Bangladesh – Press Council (1993)

The Bangladesh Press Council declared 22 codes of ethics in 1993 (adopted up to July 1999) for newspapers, news agencies and journalists in Bangladesh.

22 code of Ethics:
1. The war of Liberation and its spirit and ideals must be sustained and uphold, and anything repugnant to the war of Liberation and its spirit and ideals must not be printed, published or disseminated in any manner in the press.

2. It is the responsibility of a journalist to keep people informed of issues, which influence them or attract them. News and commentaries have to be prepared and published showing full respect to the sensitivity and individual rights of the newspaper readers as well as the people.

3. Truth and accuracy in respect of information available shall be ensured.

4. Information received from reliable sources may be published in public interest induced by honest intention and if facts presented therein are considered trustworthy by logical consideration, then the journalist has to be absolved of any adverse consequence for publication of such news.

5. Reports based on rumours and not supported by facts shall be verified before publication and if these are considered not suitable for publication, one should refrain from publication of such news.

6. News items whose contents are dishonest and baseless or whose publication hinges on breach of trust shall not be published.

7. Newspapers and journalists have the right to express their views strongly on controversial issues but in doing so:
a. All true events and views shall be expressed clearly.
b. No event shall be distorted in order to influence the readers.
c. No news shall be distorted or slanted dishonestly either in the main commentary or in the headline.
d. Views on main news shall be presented clearly and honestly.

8. The editor has the right to publish any advertisement in newspapers signed by proper authorities, even if it is apparently against individual interest but not slanderous or against public interest. If protest is made with regard to such advertisement, the editor shall print and publish it without any cost.

9. Newspapers shall refrain from publishing any news, which is contemptuous of or disrespectful to caste, creed, nationality and religion of any individual, community or the country.

10. If a newspaper published any news against the interest and good name of any individual, agency institution or group of people or any special category of people, then the newspaper or journalist concerned should provide opportunity to the aggrieved persons or institutions to publish their protest or answer quickly and correctly within a reasonable period of time.

11. If the published news is damaging or is improper, then it should immediately be withdrawn and corrigendum or explanation (and in special cases apology) should be issued so that the impression (bad or erroneous) created by publication of such news is removed.

12. Sensational and pulpy news shall not be published to augment the circulation of a paper if such news is deemed vulgar, improper and against public interest.

13. Newspapers may adopt reasonable measures with a view to resisting crime and corruption even if they may not in some cases be deemed acceptable to someone.

14. The extent and durability of the influence of newspapers is greater than other media.

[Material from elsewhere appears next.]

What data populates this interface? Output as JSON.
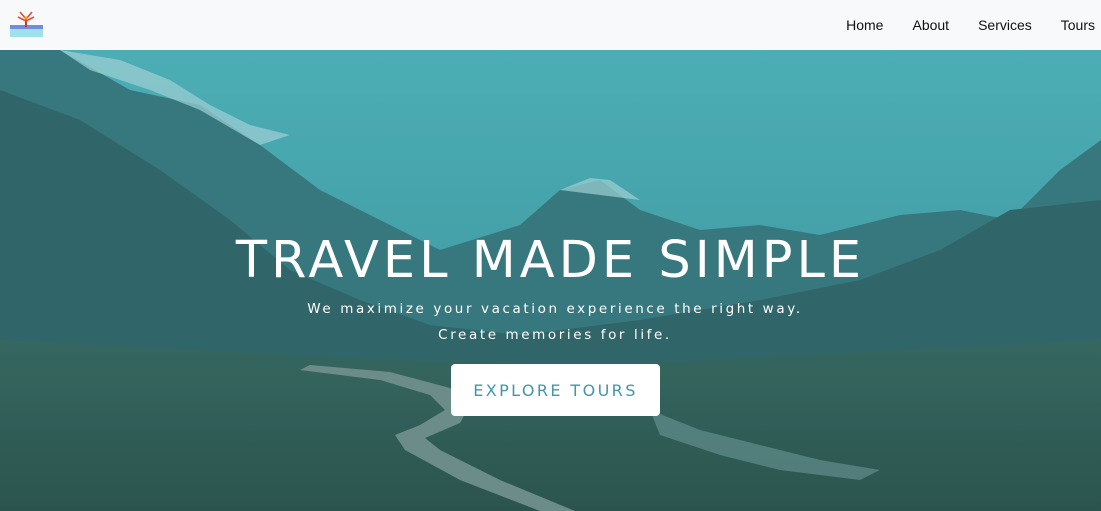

For this reason a journalist writing for newspapers shall be particularly cautious about the credibility and veracity of sources and shall also preserve his source material in order to avoid risks.

15. It is the responsibility of the newspapers to publish the news of under-trial cases at all stages and to publish the final judgment of the Court in order to reveal the actual picture of issues relating to the case. But a journalist shall refrain from publishing such comment or opinion as is likely to influence an under-trial case until the final verdict is announced.

16. Rejoinder of the aggrieved party or parties directly involved with a news item published in a newspaper shall be quickly published in the same newspaper on such a page as would easily attract the attention of the readers; the editor, while editing the rejoinder, shall not change its basic character.

17. If an aggrieved party sends a rejoinder for the damage done to him by an editorial, it shall be the moral obligation of the editor to publish the corrigendum in the same page and also express his/her regrets.

18. The publication of malicious news is far more immoral than that of wrong news without malicious intent.

19. It is the moral duty of an editor to accept full and sole responsibility for all publications in his/her newspaper.

20. A reporter while reporting on a case of financial or other irregularity shall, to the best of his ability, ascertain the facts in his news item and must collect sufficient material to justify the truth of the matter reported. He should adopt the necessary precautions while investigating the case.

21. A responsible publication, which has not been contradicted, may be the source of a news but it shall be a moral duty on the part of a journalist not to avoid responsibility regarding the news on the pretext that it has been reprinted.

22. It is the responsibility of a journalist to highlight any news which projects degeneration of moral values in our society but it is also the moral responsibility of a journalist to maintain extra precaution in publishing any news involving man-woman relationships or any report relating to women.

Source: Tapan Bagchi, Researcher, Press Institute of Bangladesh (PIB), Dhaka, Bangladesh

Recent Related Posts